Also called “maracuja,” passion fruit comes from the passion flower plant, which is native to South America and Africa, though it now also grows in Australia and Hawaii. A wonderful source of fiber, passion fruit is considered beneficial for digestive health, with recent research showing it may be helpful for patients with asthma.
Passion fruit oil comes from the seeds of the fruit, and is typically yellow to vibrant yellow in color. Because of the nutrients in the oil as well as the fatty acids and antioxidants, it is now used as a natural nourishing moisturizer in skin care, and is particularly beneficial for those with aging, oily, or mature skin.
If you have mature or oily skin, passion fruit oil may help so your beauty can shine through.
A Little Bit About the Ingredient Itself
Scientifically called Passiflora edulis, passionflower is also known as purple granadilla in South Africa. The fruit itself is round to oval, and either yellow or dark purple when ripe, with a soft, juicy interior filled with seeds. The taste is reported to be pleasantly sweet and tart, and is used in juices and fruit preserves.
A climbing vine that grows on things it can grab with its tendrils, passionflower likes well-drained, fertile soils and good moisture. It can reach about 15-20 feet per year, with an average life span of about 5-7 years.

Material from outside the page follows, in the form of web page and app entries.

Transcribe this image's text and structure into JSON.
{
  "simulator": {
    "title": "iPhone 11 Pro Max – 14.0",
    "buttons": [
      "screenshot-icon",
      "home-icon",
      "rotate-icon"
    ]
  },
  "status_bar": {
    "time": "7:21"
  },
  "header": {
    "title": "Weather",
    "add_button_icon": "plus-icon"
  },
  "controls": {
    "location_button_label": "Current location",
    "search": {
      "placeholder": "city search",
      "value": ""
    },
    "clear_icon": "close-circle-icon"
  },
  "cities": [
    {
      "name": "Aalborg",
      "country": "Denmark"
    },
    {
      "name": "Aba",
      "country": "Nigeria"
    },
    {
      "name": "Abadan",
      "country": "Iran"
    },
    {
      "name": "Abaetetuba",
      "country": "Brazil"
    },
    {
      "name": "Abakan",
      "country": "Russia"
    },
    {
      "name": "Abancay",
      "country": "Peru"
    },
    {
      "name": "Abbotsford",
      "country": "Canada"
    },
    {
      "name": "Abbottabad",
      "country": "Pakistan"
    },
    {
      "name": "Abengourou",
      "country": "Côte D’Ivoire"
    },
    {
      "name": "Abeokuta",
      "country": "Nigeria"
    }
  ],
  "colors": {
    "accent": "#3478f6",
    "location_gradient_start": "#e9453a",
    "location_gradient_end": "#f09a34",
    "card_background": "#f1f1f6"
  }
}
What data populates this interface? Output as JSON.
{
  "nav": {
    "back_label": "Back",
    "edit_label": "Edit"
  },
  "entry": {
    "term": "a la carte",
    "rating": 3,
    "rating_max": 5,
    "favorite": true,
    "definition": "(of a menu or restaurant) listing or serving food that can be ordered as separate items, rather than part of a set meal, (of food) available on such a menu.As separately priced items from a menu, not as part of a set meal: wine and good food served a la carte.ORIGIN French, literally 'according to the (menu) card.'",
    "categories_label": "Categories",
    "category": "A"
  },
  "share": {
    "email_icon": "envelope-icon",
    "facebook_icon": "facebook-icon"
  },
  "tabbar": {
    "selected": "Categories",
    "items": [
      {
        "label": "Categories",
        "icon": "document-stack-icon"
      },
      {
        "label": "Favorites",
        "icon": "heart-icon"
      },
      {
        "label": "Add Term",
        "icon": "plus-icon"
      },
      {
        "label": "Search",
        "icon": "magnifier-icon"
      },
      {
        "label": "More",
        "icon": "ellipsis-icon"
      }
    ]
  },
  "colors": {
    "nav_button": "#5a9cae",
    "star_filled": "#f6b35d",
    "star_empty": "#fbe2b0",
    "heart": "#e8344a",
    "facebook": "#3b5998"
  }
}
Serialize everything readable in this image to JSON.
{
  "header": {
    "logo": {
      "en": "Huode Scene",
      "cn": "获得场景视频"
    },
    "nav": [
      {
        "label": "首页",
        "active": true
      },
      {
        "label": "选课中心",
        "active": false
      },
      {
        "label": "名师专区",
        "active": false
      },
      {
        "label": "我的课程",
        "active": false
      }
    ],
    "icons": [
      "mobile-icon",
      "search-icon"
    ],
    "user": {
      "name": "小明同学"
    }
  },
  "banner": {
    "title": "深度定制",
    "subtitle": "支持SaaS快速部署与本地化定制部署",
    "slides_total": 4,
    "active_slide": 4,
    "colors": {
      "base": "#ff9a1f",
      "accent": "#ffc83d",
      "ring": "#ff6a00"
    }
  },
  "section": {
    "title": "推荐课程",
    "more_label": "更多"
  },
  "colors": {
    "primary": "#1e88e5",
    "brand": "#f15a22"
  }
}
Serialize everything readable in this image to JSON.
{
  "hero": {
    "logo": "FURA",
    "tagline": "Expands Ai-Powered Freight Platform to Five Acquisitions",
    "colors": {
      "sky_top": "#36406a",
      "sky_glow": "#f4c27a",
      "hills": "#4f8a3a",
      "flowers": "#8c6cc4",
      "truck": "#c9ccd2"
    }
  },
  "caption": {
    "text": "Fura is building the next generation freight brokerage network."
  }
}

Large deep-green leaves provide a dense covering, with stems that are tinged with purples and reds. The vine bears greenish-white fragrant flowers about three inches wide, with a white-petal base and vivid purple streaked and dotted center. About five bright yellow stamens grow up from the middle, while shooting outwards are very fine, whitish “hairs.”
Both the juice/pulp and seed of the fruit is edible, but the fruit has to be ripe first—immature fruits have toxins. The pulp is typically pressed through a strainer and bottled, then often used in combination with other fruit juices, or to make jams, syrups, and butters.
Internal Health Benefits of Passion Fruit
Preliminary research on the passion fruit has yielded a potential for helping some common health ailments:
- Asthma: A 2008 study by Watson and colleagues found that consuming the purple passion fruit peel extract can reduce asthma symptoms. Results showed that those who took the extract experienced a 75 percent reduction in wheezing.
- Osteoarthritis: Patients suffering from osteoarthritis who were given purple passion fruit peel extract experienced reduced pain and stiffness.
Passion fruits have also been used to reduce the feeling of stress, relieve pain, enhance libido, and treat urinary tract infections. Because the fruit is high in fiber (27% daily intake in one fruit), it may also help stabilize digestive issues.
Passion Fruit Oil’s Benefit to the Skin
Passion fruit oil is full of nutrients that are good for skin. Among these are vitamins A and C, essential fatty acids, copper, magnesium, phosphorus, calcium, and carotenoids. When all these goodies work together, here’s what you get:
- Protection: As mentioned above, passion fruit helps protect against environmental stressors.
- Anti-aging: Because of the high vitamin C and antioxidant content, passion fruit oil helps keep skin looking firm and youthful.
- Rejuvenating: Passion fruit oil is also a great source of vitamin A in the form of carotenoids, which helps reduce the appearance of fine lines and wrinkles.
- Plumping: A high content of fatty acids like linoleic and oleic acids keep your skin smooth and plump looking while helping reduce the appearance of fine lines.
- Hydrating: This oil is light and non-greasy, and the skin drinks it up quick. It’s the perfect moisturizer for all skin types, and works well for oily skin as well because of its non-clogging moisturizing action.
I added passion fruit oil to both of these products, where it helps moisturize, protect, and rejuvenate your look all at once, while also balancing oil for those with oily skin.
Do you like passion fruits? Do you use them for other health reasons? Please share your experiences.
* * *
Dr. Susan S. Percival, “Tropical Fruits—Passion Fruit (Passiflora edulis),” University of Florida, http://fshn.ifas.ufl.edu/faculty/SSPercival/Percival_Lab_Site/tropical-fruit-passion-fruit.shtml.
Watson RR, et al., “Oral administration of the purple passion fruit peel extract reduces wheeze and cough and improves shortness of breath in adults with asthma.,” Nutr Res. 2008 Mar;28(3):166-71, http://www.ncbi.nlm.nih.gov/pubmed/19083404.
Farid R, “Oral intake of purple passion fruit peel extract reduces pain and stiffness and improves physical function in adult patients with knee osteoarthritis.,” Nutr Res. 2010 Sep;30(9):601-6, http://www.ncbi.nlm.nih.gov/pubmed/20934601.